Omar Suleiman, the newly appointed vice-president of Egypt and the general who was the former head of the intelligence services of Egypt, has started to back-track on the promises made by the Mubarak regime and himself. The New York Times reported that “Omar Suleiman of Egypt says he does not think it is time to lift the 30-year-old emergency law that has been used to suppress and imprison opposition leaders.”  Just days before Mubarak’s resignation, Suleiman had also stated: “He does not think that President Hosni Mubarak needs to resign before his term ends in September . And he does not think [Egypt] is ready for democracy.” 
Battles have been Won, But the Struggle Continues…
The stakes are getting higher. The people of Tunisia and Egypt should be aware that the U.S. government and the European Union are politically hedging their bets. They support the counter-revolutions of the old regimes, but are also working to co-opt and control the outcomes of the protest movements. In another development, the U.S. and NATO are also making naval deployments into the Eastern Mediterranean. Specifically with Egypt in mind, this too could be meant to aid the counter-revolution, but it can also be used to intervene against a successful revolution.
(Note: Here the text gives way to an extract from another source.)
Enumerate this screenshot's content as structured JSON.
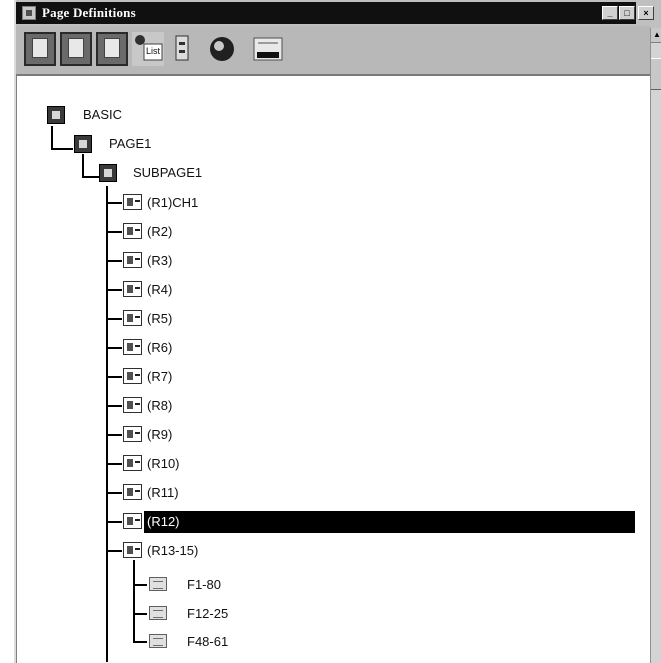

The events in Tunisia and Egypt have proven wrong all the false assumptions about the Arab peoples. The Tunisian and Egyptian people have acted peacefully and intelligently. They have also proven that the assumption of an advanced political culture in Western Europe, North America, or Australia is merely utter nonsense used to justify repression of other peoples.
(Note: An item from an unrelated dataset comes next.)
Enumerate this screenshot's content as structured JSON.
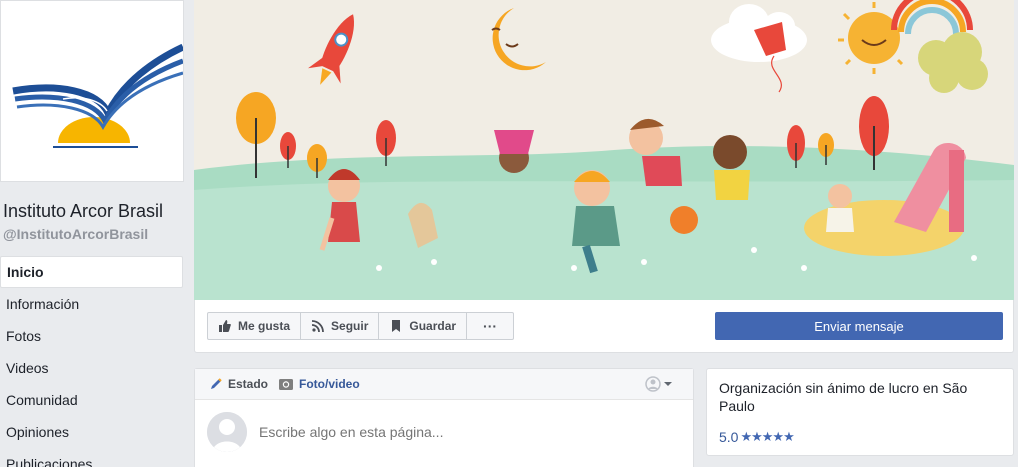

Mahdi Darius Nazemroaya is a Research Associate of the Centre for Research on Globalization (CRG).
 Stanley Reed, “Egypt’s Telecom Mogul Embraces Uprising,” Bloomberg Businessweek, February 10, 2011.
 “Tunisia calls up reserve troops amid unrest,” Associated Press (AP), February 7, 2011.
 Kaouther Larbi, “Tunisia Senate grants leader wide powers,” Agence France-Presse (AFP), February 10, 2011.
 Helene Cooper and David E. Sanger, “In Egypt, US Weighs Push For Change With Stability,” The New York Times, February 8, 2011, A1.
Tue Feb 8, 2011The Tunisian interim government has called up military reservists to join the army in efforts to tackle unrest in the country three weeks after the initial victory of the popular revolution.
“The Defense Ministry has called on retired members of the army, navy, and air force to go to the regional centers of conscription and mobilization nearest to their place of residence,” Tunisia’s official TAP news agency reported on Tuesday.
The caretaker government has said the measure is an attempt to restore order before the country’s first free elections, which are scheduled to be held in June, The Guardian reported.
Hundreds of Tunisian protesters gathered outside the parliament on Monday to prevent the representatives from entering the building, calling for the dissolution of the legislature.
The Tunisian parliament, which is dominated by former President Zine El Abidine Ben Ali’s Constitutional Democratic Rally (RCD) party, recently passed a bill giving the interim government emergency powers.
In addition, hundreds of Tunisian Foreign Ministry staff staged a protest in front of the ministry’s building on Monday, demanding that Foreign Minister Ahmed Ounaiss resign.
The protesters were angry about the fact that Ounaiss praised the French foreign minister and said he was not worthy of the country’s revolution.
Over the past three days, at least five people have lost their lives in the worst violence to hit Tunisia since Ben Ali’s hasty departure to Saudi Arabia on January 14.
The interim government has blamed the wave of violence on a plot to stir up panic and undermine the revolution devised by the old guard of the RCD party.
According to the United Nations, at least 219 people have been killed and 510 others injured during the Tunisian revolution.